→ WHAT TO PRODUCE: Scan the entries for the word "archive" and return every line that has it.

→ DATA TO USE:
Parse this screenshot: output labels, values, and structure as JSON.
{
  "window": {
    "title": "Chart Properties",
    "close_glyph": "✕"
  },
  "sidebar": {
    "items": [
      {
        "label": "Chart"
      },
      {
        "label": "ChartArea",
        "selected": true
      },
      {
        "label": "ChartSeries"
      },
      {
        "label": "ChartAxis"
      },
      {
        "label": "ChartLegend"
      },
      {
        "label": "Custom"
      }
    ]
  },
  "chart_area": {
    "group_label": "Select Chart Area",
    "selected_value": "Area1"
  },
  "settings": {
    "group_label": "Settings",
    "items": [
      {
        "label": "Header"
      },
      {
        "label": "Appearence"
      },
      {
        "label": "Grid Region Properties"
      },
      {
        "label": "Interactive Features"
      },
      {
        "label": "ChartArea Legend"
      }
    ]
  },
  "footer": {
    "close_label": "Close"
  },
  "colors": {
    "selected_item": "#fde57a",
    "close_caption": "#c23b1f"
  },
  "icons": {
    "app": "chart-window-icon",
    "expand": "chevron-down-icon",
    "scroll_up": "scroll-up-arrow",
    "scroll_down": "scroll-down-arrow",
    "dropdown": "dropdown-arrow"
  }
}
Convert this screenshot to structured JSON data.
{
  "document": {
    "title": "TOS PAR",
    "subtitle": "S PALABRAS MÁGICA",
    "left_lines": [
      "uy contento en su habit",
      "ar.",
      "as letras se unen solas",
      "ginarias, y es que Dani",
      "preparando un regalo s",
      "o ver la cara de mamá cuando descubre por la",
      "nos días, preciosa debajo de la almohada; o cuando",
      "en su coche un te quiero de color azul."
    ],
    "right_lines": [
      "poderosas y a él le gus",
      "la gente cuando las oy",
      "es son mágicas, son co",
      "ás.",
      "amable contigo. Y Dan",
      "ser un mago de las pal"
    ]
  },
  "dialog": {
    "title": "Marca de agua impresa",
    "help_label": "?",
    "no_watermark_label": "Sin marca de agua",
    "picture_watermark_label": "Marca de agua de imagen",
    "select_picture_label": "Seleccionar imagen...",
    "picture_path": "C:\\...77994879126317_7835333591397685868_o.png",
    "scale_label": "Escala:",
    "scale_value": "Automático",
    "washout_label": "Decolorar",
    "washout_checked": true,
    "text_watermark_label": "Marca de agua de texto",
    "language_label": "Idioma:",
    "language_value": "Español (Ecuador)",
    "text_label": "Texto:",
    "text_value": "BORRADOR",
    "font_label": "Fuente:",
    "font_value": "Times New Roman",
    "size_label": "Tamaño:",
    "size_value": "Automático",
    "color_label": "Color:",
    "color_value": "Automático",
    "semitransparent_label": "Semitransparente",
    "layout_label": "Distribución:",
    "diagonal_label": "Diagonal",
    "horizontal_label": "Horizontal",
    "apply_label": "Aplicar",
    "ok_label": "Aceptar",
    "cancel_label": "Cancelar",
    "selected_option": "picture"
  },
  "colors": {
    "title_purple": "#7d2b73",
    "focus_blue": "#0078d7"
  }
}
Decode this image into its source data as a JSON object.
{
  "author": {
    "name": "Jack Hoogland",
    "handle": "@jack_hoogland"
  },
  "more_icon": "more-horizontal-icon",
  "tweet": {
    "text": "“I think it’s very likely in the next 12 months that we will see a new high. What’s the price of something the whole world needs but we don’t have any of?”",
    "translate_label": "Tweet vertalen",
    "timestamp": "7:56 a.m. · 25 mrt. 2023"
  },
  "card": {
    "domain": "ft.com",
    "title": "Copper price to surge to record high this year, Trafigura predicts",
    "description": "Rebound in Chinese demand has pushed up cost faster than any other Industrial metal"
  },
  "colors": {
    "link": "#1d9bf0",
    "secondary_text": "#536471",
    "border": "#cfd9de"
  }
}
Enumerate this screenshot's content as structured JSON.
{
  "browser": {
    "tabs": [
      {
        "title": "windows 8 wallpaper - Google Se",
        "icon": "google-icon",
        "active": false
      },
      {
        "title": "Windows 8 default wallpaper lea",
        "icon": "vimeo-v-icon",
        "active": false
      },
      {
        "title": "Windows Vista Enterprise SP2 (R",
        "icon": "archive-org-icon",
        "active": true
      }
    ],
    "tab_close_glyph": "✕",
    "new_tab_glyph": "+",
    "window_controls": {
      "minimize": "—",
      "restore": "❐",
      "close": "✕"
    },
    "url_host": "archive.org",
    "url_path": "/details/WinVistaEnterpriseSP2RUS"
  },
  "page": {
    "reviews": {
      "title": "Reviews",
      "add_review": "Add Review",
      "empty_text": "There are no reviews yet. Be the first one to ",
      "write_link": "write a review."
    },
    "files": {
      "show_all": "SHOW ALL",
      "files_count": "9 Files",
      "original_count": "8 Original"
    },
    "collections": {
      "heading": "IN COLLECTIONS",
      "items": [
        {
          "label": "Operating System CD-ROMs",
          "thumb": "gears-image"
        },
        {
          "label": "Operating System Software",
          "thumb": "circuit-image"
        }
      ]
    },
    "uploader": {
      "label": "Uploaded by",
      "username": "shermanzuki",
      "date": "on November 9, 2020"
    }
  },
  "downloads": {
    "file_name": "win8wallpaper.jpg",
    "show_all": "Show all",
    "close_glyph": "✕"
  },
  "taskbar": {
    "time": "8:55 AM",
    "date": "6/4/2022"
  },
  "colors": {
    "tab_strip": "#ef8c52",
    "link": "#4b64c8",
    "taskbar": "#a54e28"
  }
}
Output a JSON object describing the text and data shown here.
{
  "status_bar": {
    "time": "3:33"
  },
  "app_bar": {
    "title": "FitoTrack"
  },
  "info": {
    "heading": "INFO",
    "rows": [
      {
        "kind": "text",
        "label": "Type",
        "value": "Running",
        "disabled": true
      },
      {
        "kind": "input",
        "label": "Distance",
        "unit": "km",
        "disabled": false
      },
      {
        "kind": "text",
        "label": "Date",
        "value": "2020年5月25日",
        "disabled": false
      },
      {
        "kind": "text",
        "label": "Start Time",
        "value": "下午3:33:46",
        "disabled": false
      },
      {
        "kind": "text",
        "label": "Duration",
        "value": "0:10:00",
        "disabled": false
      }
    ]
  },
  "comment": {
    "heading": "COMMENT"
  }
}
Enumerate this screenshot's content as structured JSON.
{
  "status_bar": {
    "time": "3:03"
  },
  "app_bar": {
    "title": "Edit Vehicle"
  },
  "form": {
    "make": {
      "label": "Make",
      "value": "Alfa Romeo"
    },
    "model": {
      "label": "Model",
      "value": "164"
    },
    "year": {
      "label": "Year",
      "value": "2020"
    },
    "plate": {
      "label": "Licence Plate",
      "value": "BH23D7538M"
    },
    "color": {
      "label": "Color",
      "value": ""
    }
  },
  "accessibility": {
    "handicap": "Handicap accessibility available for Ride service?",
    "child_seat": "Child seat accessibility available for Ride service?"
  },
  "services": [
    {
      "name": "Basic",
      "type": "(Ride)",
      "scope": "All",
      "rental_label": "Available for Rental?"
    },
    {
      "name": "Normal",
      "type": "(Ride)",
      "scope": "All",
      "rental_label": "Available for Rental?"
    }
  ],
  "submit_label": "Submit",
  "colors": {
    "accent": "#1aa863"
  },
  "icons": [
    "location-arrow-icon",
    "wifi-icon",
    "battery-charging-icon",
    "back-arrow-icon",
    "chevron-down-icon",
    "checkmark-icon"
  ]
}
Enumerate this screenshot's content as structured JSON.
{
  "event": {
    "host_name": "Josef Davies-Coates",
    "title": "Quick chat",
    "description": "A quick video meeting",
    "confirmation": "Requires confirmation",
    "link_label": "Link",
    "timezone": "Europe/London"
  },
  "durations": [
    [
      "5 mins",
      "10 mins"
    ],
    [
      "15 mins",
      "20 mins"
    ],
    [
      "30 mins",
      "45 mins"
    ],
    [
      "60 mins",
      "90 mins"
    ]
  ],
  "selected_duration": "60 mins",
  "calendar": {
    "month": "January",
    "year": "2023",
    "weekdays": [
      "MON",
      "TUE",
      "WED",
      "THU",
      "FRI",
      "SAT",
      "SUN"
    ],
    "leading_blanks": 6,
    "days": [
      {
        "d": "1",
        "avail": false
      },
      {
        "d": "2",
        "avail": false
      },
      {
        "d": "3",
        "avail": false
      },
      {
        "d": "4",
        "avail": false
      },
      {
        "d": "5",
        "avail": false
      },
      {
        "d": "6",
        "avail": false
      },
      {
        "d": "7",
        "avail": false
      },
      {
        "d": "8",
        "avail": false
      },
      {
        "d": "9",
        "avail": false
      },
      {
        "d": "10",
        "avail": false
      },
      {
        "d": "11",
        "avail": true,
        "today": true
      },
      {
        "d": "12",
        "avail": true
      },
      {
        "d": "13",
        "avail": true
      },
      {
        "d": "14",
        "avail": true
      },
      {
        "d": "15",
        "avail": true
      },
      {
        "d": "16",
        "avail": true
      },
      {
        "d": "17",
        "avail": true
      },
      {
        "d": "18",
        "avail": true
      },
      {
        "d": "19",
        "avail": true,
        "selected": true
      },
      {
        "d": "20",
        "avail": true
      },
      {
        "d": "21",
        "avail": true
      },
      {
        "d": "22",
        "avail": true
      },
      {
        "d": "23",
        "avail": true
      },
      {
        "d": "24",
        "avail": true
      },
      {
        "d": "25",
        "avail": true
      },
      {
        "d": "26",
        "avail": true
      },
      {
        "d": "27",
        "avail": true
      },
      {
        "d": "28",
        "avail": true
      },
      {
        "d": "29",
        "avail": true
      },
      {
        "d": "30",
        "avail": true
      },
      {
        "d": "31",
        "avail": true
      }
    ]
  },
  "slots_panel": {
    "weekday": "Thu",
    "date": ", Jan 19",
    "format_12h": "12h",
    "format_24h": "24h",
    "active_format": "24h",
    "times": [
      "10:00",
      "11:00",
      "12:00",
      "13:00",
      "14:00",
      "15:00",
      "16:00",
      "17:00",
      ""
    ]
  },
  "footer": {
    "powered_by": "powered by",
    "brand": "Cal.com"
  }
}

→ SOLUTION TO THE PROBLEM:
        "icon": "archive-org-icon",
    "url_host": "archive.org",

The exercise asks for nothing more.